[[ Records for this task open ]]

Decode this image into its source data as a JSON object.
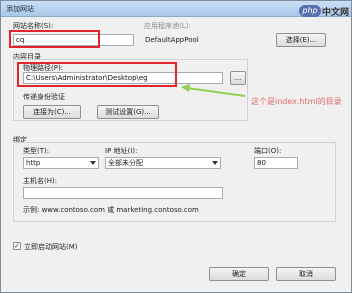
{
  "window": {
    "title": "添加网站"
  },
  "site": {
    "name_label": "网站名称(S):",
    "name_value": "cq",
    "pool_label": "应用程序池(L):",
    "pool_value": "DefaultAppPool",
    "select_button": "选择(E)..."
  },
  "content_dir": {
    "group_label": "内容目录",
    "physical_path_label": "物理路径(P):",
    "physical_path_value": "C:\\Users\\Administrator\\Desktop\\eg",
    "browse_button": "...",
    "passthrough_label": "传递身份验证",
    "connect_as_button": "连接为(C)...",
    "test_settings_button": "测试设置(G)..."
  },
  "annotation": {
    "text": "这个是index.html的目录",
    "color": "#e06a6a",
    "arrow_color": "#92d050"
  },
  "binding": {
    "group_label": "绑定",
    "type_label": "类型(T):",
    "type_value": "http",
    "ip_label": "IP 地址(I):",
    "ip_value": "全部未分配",
    "port_label": "端口(O):",
    "port_value": "80",
    "host_label": "主机名(H):",
    "host_value": "",
    "example": "示例: www.contoso.com 或 marketing.contoso.com"
  },
  "start_now": {
    "label": "立即启动网站(M)",
    "checked": true
  },
  "footer": {
    "ok_button": "确定",
    "cancel_button": "取消"
  },
  "watermark": {
    "php_text": "php",
    "site_text": "中文网"
  },
  "colors": {
    "highlight": "#e0262b"
  }
}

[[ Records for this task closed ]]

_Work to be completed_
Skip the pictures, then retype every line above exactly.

_Output below_
Decode this image into its source data as a JSON object.
{
  "window": {
    "title": "添加网站"
  },
  "site": {
    "name_label": "网站名称(S):",
    "name_value": "cq",
    "pool_label": "应用程序池(L):",
    "pool_value": "DefaultAppPool",
    "select_button": "选择(E)..."
  },
  "content_dir": {
    "group_label": "内容目录",
    "physical_path_label": "物理路径(P):",
    "physical_path_value": "C:\\Users\\Administrator\\Desktop\\eg",
    "browse_button": "...",
    "passthrough_label": "传递身份验证",
    "connect_as_button": "连接为(C)...",
    "test_settings_button": "测试设置(G)..."
  },
  "annotation": {
    "text": "这个是index.html的目录",
    "color": "#e06a6a",
    "arrow_color": "#92d050"
  },
  "binding": {
    "group_label": "绑定",
    "type_label": "类型(T):",
    "type_value": "http",
    "ip_label": "IP 地址(I):",
    "ip_value": "全部未分配",
    "port_label": "端口(O):",
    "port_value": "80",
    "host_label": "主机名(H):",
    "host_value": "",
    "example": "示例: www.contoso.com 或 marketing.contoso.com"
  },
  "start_now": {
    "label": "立即启动网站(M)",
    "checked": true
  },
  "footer": {
    "ok_button": "确定",
    "cancel_button": "取消"
  },
  "watermark": {
    "php_text": "php",
    "site_text": "中文网"
  },
  "colors": {
    "highlight": "#e0262b"
  }
}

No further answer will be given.